Beleaguered police and crime commissioner Ann Barnes has apologised for refusing to give up her £85,000 post after a mortifying fly-on-the-wall documentary that officers said made the force "a laughing stock".
Barnes was defiant over calls to quit, despite pressure having intensified yesterday after a youth crime tsar she appointed was temporarily suspended over allegations of a relationship with a married former councillor.
She apologised to rank-and-file officers about the documentary at a meeting of Kent and Medway police and crime panel today, saying she was "deeply sorry" and admitting that "with hindsight" it was the wrong decision to feature in it.
But she added: "I will continue to do my work as commissioner."
Barnes was urged to ''consider her position'' after Kerry Boyd, the youth crime commissioner she appointed just three months ago, was temporarily suspended following allegations she had a close friendship with married former councillor Robert Burgess.
Burgess told BBC Radio Kent he and Miss Boyd had been "good friends".
Kent Police and Crime Panel member Tony Martin said: "The general worry I have got is that it's not the first time it has happened with Ann Barnes. We were assured last time that this would not happen again.
"I do think she should be considering her position and I am sure she will be looking at herself very closely but I am very conscious of the fact I have not heard her side of the story."
The 20-year-old former London 2012 torchbearer was given the role in March after her predecessor Paris Brown, then 17, resigned over offensive comments she made on Twitter. Brown had boasted about her sex life, taking illegal drugs and boozing and had also posted violent, racist and homphobic comments
In Meet The Commissioner, which aired last week, Barnes, who travels around in a van she dubs ''Ann Force 1'', struggled to explain what her role involved and was filmed having difficulty explaining an approach to policing priorities called ''the onion''.
She also failed to write her title correctly on a whiteboard, was filmed painting her ''flaky'' nails and compared the force to a tin of paint that she wanted to ''prise'' open.
Ian Pointon, chairman of the Kent Police Federation, which represents rank-and-file officers said it was a "horrendous hour of television."
He told BBC Radio Kent: "I think it was probably a disaster from start to finish, in fairness.
"It was an ill-advised concept and from within Kent Police I know that Mrs Barnes was advised not to do it. It was never going to end well.
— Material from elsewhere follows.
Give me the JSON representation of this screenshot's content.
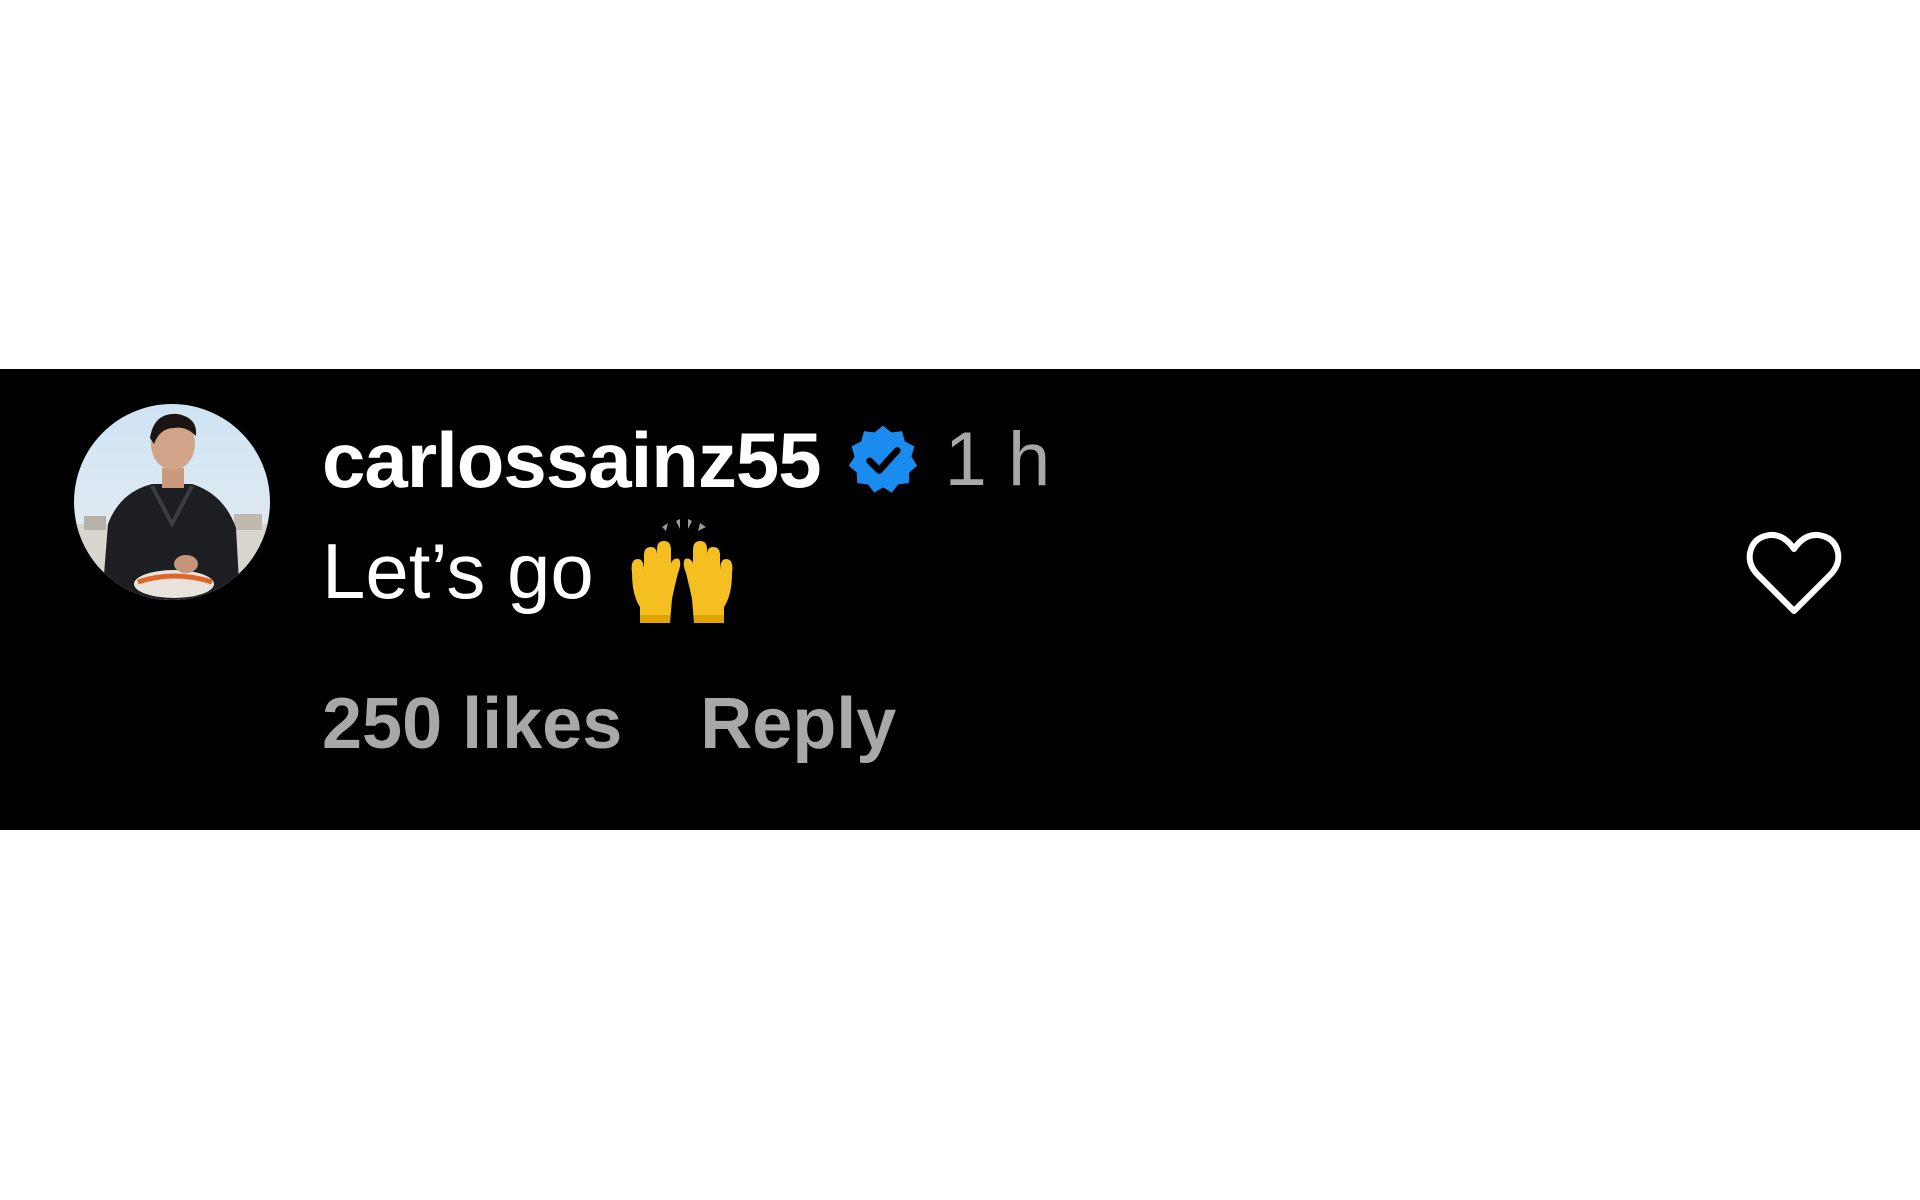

"I think, sadly, it has turned Kent Police by association into something of a laughing stock. Social media was alight with comments."Suggest a correction